--- Source data ---

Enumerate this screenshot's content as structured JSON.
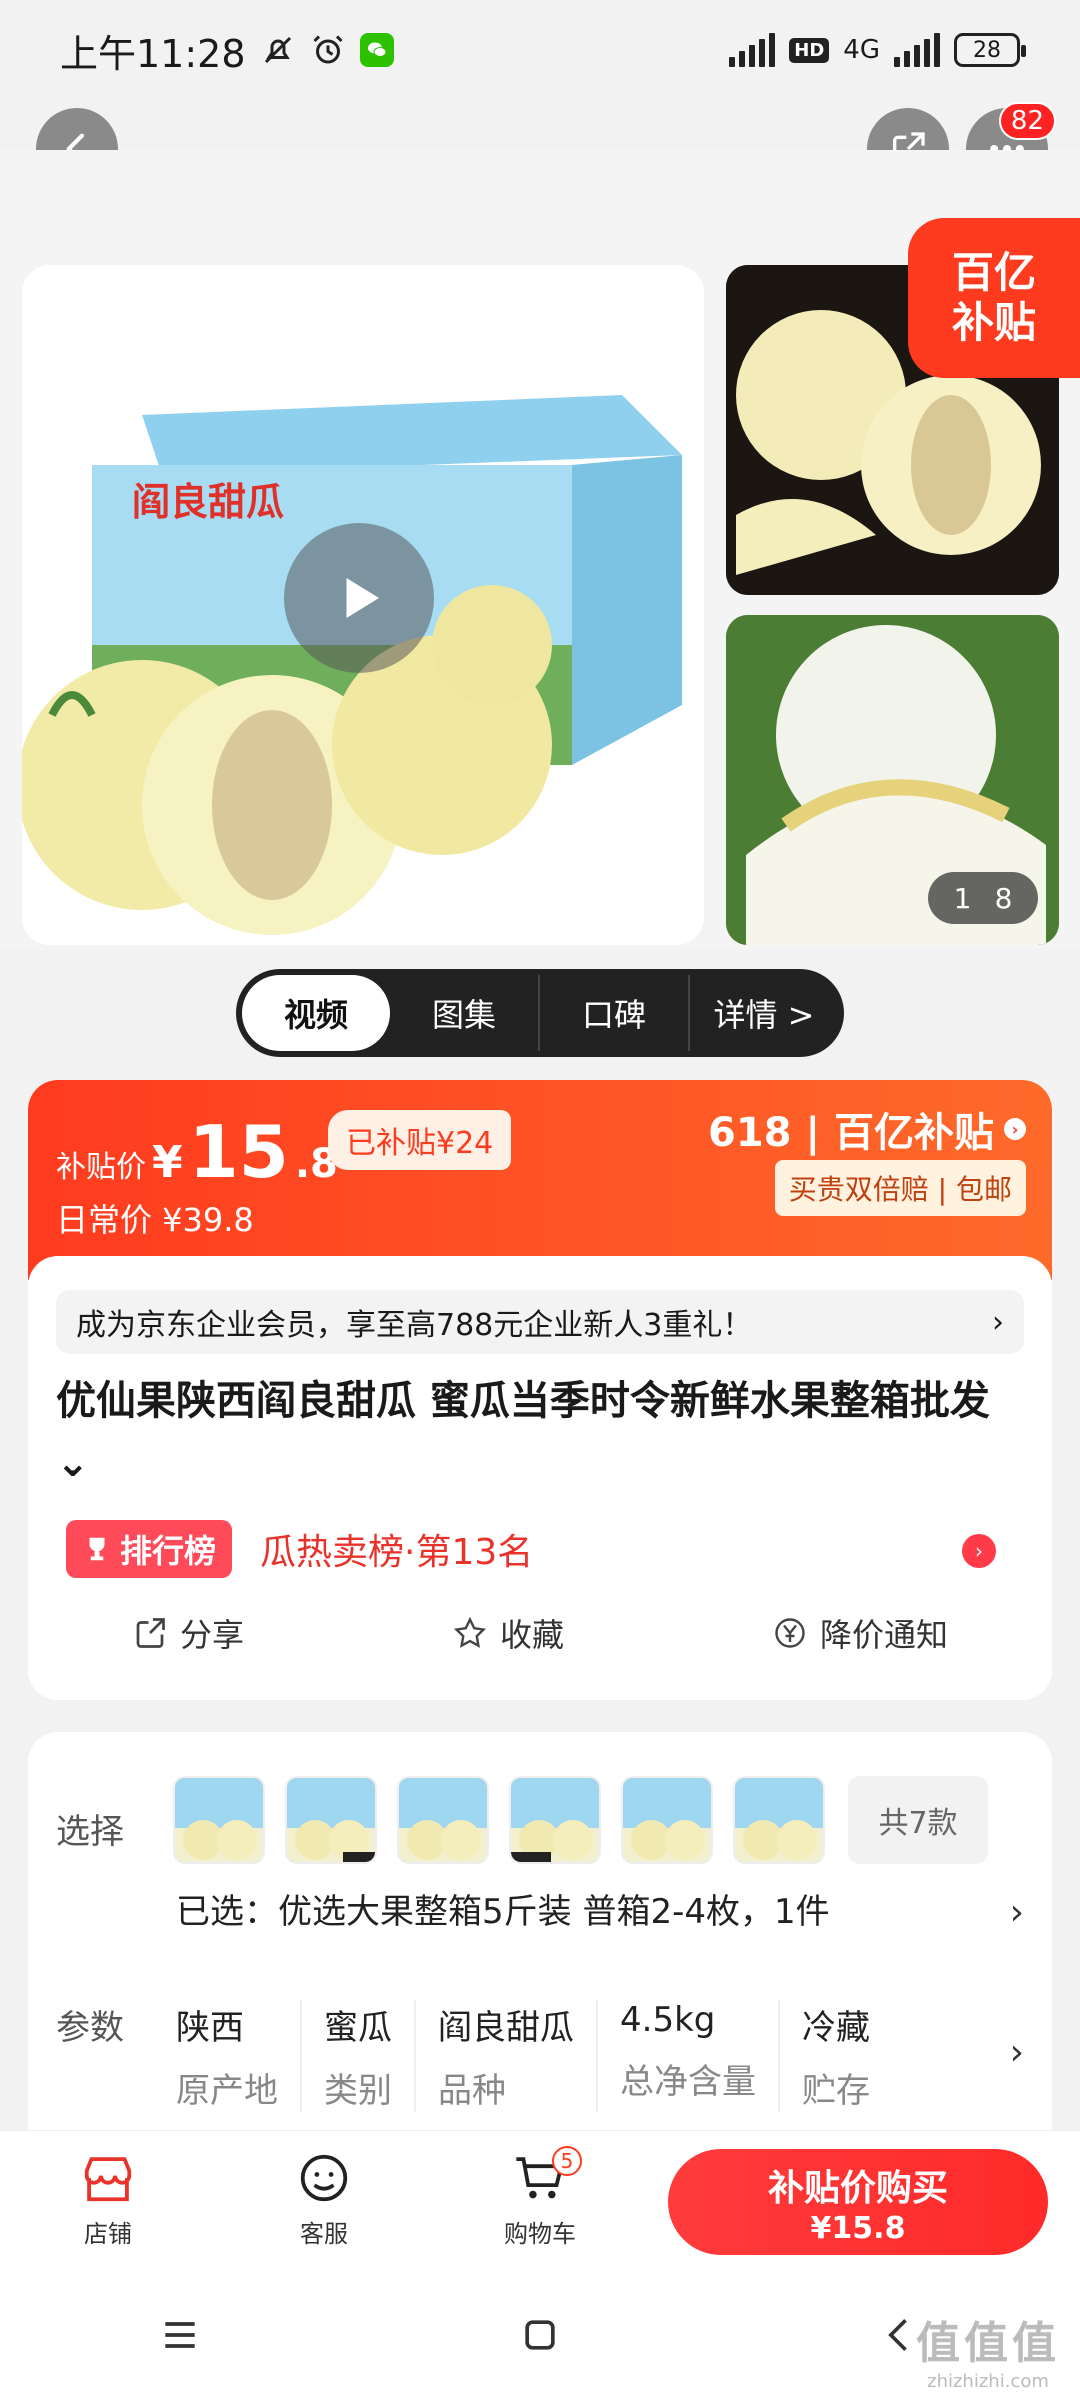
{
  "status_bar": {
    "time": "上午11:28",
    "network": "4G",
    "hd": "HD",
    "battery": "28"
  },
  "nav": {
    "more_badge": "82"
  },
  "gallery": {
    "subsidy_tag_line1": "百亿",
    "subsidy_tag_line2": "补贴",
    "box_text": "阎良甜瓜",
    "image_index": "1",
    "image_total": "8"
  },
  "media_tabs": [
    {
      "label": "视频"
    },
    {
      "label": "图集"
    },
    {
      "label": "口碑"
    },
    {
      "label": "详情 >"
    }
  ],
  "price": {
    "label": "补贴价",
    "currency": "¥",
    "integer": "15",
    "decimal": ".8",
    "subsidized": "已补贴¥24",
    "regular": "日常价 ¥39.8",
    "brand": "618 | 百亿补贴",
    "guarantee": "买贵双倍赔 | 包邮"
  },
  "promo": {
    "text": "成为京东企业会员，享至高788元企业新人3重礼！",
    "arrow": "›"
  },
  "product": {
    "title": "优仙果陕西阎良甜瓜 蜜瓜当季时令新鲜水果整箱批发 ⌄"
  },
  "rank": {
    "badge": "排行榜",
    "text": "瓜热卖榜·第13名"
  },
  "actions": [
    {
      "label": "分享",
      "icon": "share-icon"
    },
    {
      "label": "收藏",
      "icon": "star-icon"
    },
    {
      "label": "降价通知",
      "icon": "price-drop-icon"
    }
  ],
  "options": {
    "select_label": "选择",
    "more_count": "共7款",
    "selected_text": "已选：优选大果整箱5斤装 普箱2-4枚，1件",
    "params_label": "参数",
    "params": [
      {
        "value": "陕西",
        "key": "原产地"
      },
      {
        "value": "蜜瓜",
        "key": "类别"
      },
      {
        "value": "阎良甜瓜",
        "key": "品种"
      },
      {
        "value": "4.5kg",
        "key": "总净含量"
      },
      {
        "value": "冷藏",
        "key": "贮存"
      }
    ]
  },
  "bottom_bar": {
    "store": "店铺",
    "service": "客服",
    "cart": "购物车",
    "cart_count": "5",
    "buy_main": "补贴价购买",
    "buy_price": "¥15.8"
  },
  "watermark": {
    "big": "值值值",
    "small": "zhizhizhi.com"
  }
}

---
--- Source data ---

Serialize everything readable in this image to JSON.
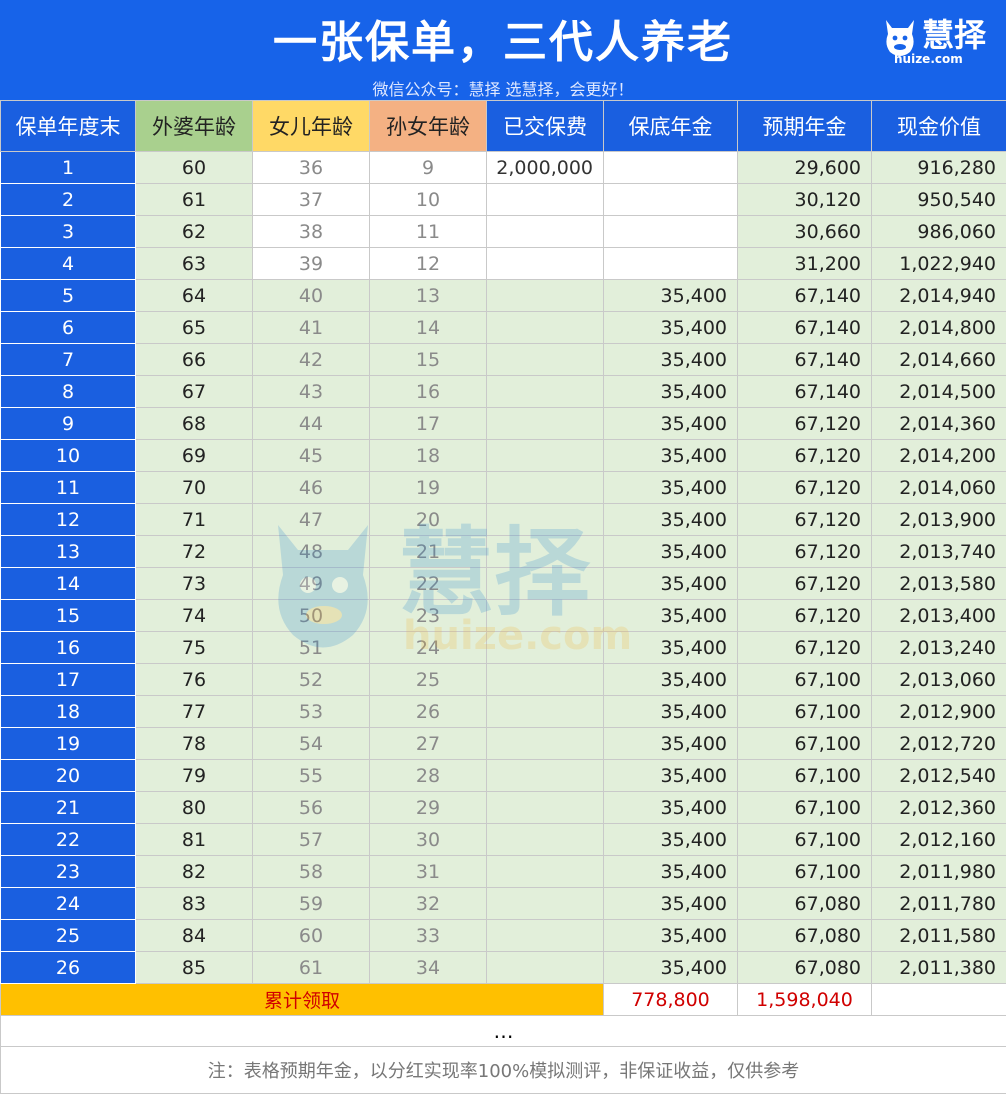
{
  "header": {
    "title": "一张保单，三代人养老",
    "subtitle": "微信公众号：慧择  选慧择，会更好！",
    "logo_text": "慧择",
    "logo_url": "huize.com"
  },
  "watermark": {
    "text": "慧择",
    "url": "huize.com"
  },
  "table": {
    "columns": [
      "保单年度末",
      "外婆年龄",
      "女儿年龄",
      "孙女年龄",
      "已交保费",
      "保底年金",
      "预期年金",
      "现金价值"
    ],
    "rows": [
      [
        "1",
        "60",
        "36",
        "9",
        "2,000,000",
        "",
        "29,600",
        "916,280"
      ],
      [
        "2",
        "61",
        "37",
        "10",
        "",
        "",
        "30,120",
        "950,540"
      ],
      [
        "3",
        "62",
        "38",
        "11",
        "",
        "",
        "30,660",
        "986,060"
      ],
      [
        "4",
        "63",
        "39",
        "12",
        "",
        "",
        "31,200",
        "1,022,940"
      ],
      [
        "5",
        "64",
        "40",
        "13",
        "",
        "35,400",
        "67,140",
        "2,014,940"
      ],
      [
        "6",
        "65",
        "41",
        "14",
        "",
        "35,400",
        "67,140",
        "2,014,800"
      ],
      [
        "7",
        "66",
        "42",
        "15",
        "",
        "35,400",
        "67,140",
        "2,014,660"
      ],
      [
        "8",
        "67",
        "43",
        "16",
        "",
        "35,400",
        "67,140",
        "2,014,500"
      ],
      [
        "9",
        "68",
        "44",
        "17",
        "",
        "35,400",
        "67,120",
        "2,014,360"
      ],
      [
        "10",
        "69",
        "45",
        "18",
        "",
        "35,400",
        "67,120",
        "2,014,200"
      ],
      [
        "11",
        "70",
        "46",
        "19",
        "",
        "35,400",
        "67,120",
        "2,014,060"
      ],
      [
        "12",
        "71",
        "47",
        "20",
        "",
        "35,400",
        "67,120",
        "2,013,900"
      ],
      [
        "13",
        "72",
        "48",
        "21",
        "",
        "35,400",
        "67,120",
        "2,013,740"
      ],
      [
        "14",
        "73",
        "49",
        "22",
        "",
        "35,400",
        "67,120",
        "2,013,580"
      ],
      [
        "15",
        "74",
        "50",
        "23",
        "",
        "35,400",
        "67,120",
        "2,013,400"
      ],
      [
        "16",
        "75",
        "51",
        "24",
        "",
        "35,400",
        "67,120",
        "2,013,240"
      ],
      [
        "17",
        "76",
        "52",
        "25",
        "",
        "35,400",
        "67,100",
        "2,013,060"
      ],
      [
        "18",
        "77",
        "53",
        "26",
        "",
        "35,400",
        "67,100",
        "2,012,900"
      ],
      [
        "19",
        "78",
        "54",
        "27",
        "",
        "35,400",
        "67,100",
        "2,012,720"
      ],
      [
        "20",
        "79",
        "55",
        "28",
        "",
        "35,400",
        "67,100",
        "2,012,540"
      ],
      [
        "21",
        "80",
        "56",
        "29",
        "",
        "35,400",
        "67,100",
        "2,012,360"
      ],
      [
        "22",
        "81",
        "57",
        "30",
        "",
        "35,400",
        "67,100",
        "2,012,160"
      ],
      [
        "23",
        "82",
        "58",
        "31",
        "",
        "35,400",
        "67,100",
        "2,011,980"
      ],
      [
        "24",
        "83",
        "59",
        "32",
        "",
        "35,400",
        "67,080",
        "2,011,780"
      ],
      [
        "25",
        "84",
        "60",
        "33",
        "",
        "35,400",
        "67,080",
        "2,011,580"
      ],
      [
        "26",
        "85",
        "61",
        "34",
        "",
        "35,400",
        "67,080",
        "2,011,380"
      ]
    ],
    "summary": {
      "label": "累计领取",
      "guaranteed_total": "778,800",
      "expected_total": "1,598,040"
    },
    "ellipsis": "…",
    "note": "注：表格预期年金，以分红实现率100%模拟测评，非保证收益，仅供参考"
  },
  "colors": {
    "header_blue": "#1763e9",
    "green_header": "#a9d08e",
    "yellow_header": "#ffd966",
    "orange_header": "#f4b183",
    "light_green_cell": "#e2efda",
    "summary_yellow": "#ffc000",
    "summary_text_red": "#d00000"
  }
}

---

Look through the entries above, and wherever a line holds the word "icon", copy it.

**Answer to the exercise:**
      "icon": "share-icon"
      "icon": "star-icon"
      "icon": "price-drop-icon"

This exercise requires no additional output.